In her evidence to the international development select committee inquiry into private foundations, IDS Research Fellow and Bellagio Initiative project manager, Dr Noshua Watson told parliamentarians that philanthropy could provide a real source of innovation in delivering development outcomes.
Without the political accountability and economic spending constraints that most donors face, foundations are better placed to take on more risk and foster new approaches and partnerships. Dr Watson cited several examples of where foundations had achieved particular success such as the Green Revolution or the Medicines for Malaria Venture.
However Dr Watson also highlighted that this lack of accountability and transparency does present a number of significant challenges. There is a lack of publicly available information on the aims and objectives and decision making processes of private foundations. There is also very little data available on philanthropic giving and the impact of private foundations investments on development outcomes.
This has very definite implications for development cooperation and Dr Watson argued that more needs to be done to ensure that there is greater synergy between the priorities of donors and foundations and that these priorities are better aligned with national strategies for poverty reduction in developing countries.
She highlighted that the forthcoming 4th High Level Aid Effectiveness Forum taking place in Busan at the end of November could provide a forum for discussions around coordination between new and traditional donors to take place. However, Dr Watson acknowledged that that by including emerging donors such as private foundations in these discussions focus could be detracted from the original ambitions of the Paris Declaration and Accra Agenda for Action. Dr Watson did agree with the committee that there could be a role for the OECD-DAC in terms of data collection on philanthropic giving and the role of private foundations which could prove extremely valuable in terms of strengthening coordination and cooperation.
The committee also focused on the governance of private foundations and how decisions about priorities were made. Dr Watson argued that more could be done to build the capacity of trustees within foundations, particularly some of the smaller ones which may not benefit from the specialist expertise Programme Officers bring to the largest foundations.

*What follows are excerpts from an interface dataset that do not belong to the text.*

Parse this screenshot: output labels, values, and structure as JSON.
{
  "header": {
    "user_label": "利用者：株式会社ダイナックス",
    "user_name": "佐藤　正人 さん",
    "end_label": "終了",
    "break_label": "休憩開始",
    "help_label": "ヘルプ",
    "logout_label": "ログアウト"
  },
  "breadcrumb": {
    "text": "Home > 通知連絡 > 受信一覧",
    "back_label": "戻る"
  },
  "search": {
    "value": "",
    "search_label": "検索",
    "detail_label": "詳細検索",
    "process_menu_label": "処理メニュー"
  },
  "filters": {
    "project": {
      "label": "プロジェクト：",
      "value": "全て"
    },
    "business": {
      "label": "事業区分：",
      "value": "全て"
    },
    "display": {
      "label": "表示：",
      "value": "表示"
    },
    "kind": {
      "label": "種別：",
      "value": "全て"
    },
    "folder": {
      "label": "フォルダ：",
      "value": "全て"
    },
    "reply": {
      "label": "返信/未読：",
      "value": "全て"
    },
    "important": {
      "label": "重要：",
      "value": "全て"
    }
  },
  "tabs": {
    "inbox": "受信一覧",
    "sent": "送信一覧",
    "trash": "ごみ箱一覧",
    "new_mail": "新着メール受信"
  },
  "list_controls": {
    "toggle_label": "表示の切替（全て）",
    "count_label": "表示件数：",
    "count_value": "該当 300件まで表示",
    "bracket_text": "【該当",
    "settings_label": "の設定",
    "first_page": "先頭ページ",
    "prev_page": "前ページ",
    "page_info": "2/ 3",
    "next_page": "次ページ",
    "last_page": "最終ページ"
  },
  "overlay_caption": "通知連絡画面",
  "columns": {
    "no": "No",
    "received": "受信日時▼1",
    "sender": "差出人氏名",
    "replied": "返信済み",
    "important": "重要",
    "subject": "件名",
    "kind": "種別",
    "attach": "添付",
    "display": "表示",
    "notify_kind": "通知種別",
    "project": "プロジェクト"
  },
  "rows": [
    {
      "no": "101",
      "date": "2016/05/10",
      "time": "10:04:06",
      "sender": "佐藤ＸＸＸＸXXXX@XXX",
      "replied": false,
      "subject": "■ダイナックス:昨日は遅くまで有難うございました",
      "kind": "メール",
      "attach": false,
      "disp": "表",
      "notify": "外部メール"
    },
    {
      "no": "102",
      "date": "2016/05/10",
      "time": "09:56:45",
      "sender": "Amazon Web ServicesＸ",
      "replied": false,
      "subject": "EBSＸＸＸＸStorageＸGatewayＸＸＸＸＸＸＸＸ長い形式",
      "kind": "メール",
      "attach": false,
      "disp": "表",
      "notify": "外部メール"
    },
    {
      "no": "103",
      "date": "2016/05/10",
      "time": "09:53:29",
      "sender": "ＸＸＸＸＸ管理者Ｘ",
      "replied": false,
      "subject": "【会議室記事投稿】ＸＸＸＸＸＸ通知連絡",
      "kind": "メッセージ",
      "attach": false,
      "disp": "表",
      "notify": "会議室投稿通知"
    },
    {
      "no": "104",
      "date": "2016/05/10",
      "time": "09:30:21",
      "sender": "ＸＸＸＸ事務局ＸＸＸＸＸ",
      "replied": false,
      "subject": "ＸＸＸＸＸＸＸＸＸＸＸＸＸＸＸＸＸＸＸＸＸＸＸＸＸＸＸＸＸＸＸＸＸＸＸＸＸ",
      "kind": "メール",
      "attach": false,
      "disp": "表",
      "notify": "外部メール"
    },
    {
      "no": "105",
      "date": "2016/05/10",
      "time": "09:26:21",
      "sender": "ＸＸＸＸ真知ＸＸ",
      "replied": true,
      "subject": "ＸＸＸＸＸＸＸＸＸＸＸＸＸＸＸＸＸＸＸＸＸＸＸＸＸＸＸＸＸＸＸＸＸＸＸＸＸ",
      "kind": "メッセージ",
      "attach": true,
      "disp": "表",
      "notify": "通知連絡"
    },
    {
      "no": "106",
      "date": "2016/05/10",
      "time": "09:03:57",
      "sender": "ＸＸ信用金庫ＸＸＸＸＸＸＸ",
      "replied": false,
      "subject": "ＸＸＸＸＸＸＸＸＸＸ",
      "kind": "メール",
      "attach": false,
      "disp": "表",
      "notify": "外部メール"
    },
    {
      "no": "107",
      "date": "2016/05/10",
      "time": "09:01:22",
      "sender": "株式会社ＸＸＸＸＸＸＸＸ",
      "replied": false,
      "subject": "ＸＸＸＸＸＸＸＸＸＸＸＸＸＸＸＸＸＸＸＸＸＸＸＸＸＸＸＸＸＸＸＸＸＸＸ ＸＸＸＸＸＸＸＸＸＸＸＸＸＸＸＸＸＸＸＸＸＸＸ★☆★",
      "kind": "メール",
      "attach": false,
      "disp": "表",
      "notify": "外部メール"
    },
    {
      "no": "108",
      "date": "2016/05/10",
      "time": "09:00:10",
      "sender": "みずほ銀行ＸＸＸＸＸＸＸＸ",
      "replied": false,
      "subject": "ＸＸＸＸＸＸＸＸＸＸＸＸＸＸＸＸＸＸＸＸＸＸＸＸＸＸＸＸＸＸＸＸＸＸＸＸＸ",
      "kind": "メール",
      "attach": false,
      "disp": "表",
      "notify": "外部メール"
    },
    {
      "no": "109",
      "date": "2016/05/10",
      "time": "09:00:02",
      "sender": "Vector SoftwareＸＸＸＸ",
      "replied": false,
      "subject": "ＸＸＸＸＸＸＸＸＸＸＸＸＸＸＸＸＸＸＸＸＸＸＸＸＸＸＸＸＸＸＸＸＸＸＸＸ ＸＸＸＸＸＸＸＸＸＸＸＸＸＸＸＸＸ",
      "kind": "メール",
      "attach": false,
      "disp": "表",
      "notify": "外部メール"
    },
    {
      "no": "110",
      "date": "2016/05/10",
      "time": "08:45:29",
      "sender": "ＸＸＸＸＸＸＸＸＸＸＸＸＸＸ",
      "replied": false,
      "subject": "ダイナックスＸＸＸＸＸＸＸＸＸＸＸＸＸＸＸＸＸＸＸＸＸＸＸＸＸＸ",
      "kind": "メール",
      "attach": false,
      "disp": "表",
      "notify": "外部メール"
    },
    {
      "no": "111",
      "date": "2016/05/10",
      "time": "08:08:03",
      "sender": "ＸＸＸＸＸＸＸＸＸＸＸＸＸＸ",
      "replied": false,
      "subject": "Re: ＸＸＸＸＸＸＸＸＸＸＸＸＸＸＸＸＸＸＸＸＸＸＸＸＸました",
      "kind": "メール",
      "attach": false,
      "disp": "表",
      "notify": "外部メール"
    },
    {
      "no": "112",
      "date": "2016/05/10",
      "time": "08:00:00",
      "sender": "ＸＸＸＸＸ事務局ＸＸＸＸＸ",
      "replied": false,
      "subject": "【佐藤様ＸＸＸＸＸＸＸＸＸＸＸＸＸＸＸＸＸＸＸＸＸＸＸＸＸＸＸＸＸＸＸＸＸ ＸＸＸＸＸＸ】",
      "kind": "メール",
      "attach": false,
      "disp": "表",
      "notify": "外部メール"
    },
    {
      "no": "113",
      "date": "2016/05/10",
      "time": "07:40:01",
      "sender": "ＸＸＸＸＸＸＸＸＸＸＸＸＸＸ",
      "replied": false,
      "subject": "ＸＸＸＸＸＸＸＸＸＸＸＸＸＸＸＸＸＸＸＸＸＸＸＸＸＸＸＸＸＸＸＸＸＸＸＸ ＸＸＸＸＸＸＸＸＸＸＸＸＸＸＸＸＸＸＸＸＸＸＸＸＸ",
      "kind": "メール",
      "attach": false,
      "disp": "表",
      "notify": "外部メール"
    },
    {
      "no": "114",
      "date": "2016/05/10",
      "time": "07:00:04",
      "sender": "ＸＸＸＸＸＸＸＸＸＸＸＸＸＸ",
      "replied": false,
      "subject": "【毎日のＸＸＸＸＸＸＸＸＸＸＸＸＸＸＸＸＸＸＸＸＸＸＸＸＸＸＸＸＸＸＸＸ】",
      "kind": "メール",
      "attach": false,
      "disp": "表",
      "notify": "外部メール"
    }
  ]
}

The committee raised concerns that many foundations were still investing in countries such as India which had graduated to middle income status and questioned whether these investments would be better targeted at the least developed countries. In response, Dr Watson cited the work of IDS Research Fellow Andy Sumner on the Bottom Billion which highlighted that three quarters of the world’s poorest people live in middle income countries like India. She went on to say that private foundations can have an important role to play in tackling long term structural problems such as inequality. Dr Watson also suggested that foundations are well placed to demonstrate the value and positive impacts of aid, which is particularly important at a time when surveys such as IDS’ UK Public Opinion Monitor show that public support for overseas aid is dwindling.

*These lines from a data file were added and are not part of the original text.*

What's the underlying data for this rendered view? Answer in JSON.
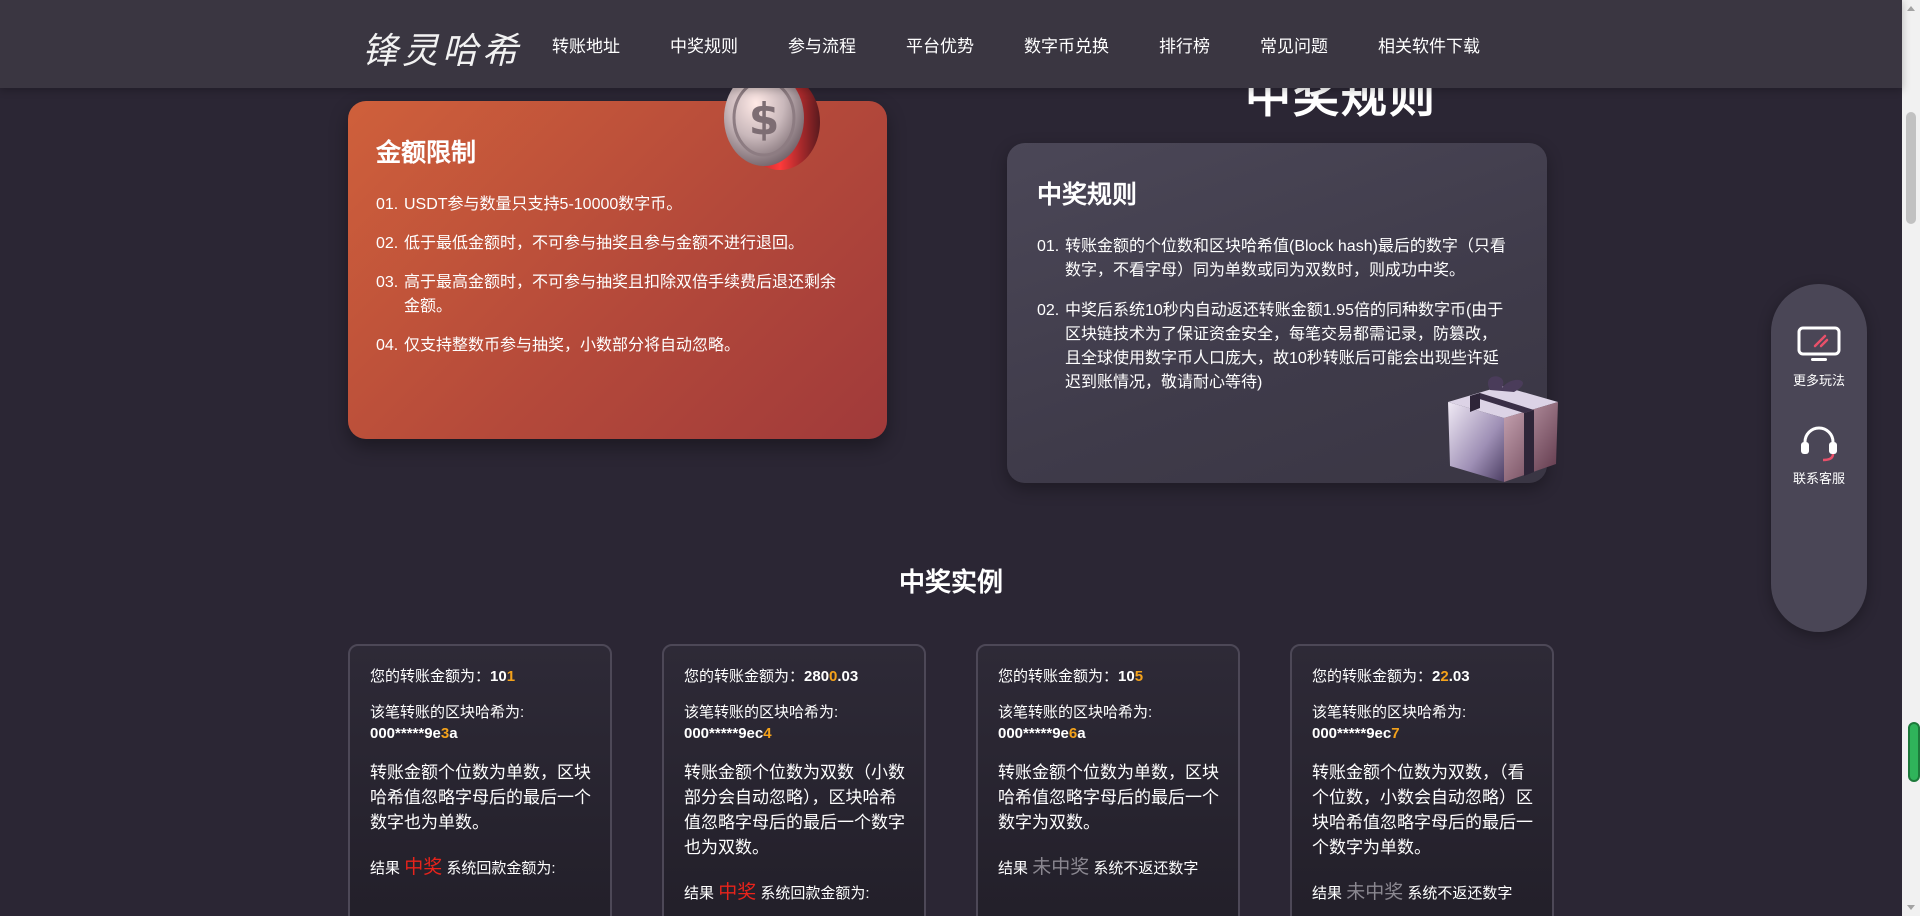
{
  "header": {
    "logo": "锋灵哈希",
    "nav": [
      "转账地址",
      "中奖规则",
      "参与流程",
      "平台优势",
      "数字币兑换",
      "排行榜",
      "常见问题",
      "相关软件下载"
    ]
  },
  "rules_section": {
    "title": "中奖规则"
  },
  "amount_limit": {
    "title": "金额限制",
    "items": [
      {
        "num": "01.",
        "text": "USDT参与数量只支持5-10000数字币。"
      },
      {
        "num": "02.",
        "text": "低于最低金额时，不可参与抽奖且参与金额不进行退回。"
      },
      {
        "num": "03.",
        "text": "高于最高金额时，不可参与抽奖且扣除双倍手续费后退还剩余金额。"
      },
      {
        "num": "04.",
        "text": "仅支持整数币参与抽奖，小数部分将自动忽略。"
      }
    ]
  },
  "win_rules": {
    "title": "中奖规则",
    "items": [
      {
        "num": "01.",
        "text": "转账金额的个位数和区块哈希值(Block hash)最后的数字（只看数字，不看字母）同为单数或同为双数时，则成功中奖。"
      },
      {
        "num": "02.",
        "text": "中奖后系统10秒内自动返还转账金额1.95倍的同种数字币(由于区块链技术为了保证资金安全，每笔交易都需记录，防篡改，且全球使用数字币人口庞大，故10秒转账后可能会出现些许延迟到账情况，敬请耐心等待)"
      }
    ]
  },
  "side_panel": {
    "more_play": "更多玩法",
    "contact": "联系客服"
  },
  "examples": {
    "title": "中奖实例",
    "amount_label": "您的转账金额为：",
    "hash_label": "该笔转账的区块哈希为:",
    "result_prefix": "结果",
    "cards": [
      {
        "amount_pre": "10",
        "amount_hl": "1",
        "amount_post": "",
        "hash_pre": "000*****9e",
        "hash_hl": "3",
        "hash_post": "a",
        "desc": "转账金额个位数为单数，区块哈希值忽略字母后的最后一个数字也为单数。",
        "status": "中奖",
        "status_type": "win",
        "result_text": "系统回款金额为:"
      },
      {
        "amount_pre": "280",
        "amount_hl": "0",
        "amount_post": ".03",
        "hash_pre": "000*****9ec",
        "hash_hl": "4",
        "hash_post": "",
        "desc": "转账金额个位数为双数（小数部分会自动忽略），区块哈希值忽略字母后的最后一个数字也为双数。",
        "status": "中奖",
        "status_type": "win",
        "result_text": "系统回款金额为:"
      },
      {
        "amount_pre": "10",
        "amount_hl": "5",
        "amount_post": "",
        "hash_pre": "000*****9e",
        "hash_hl": "6",
        "hash_post": "a",
        "desc": "转账金额个位数为单数，区块哈希值忽略字母后的最后一个数字为双数。",
        "status": "未中奖",
        "status_type": "lose",
        "result_text": "系统不返还数字"
      },
      {
        "amount_pre": "2",
        "amount_hl": "2",
        "amount_post": ".03",
        "hash_pre": "000*****9ec",
        "hash_hl": "7",
        "hash_post": "",
        "desc": "转账金额个位数为双数，（看个位数，小数会自动忽略）区块哈希值忽略字母后的最后一个数字为单数。",
        "status": "未中奖",
        "status_type": "lose",
        "result_text": "系统不返还数字"
      }
    ]
  }
}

Watch the full evidence session.
For further details about the Bellagio Initiative please contact Naomi Marks on +44 (0)1273 915606.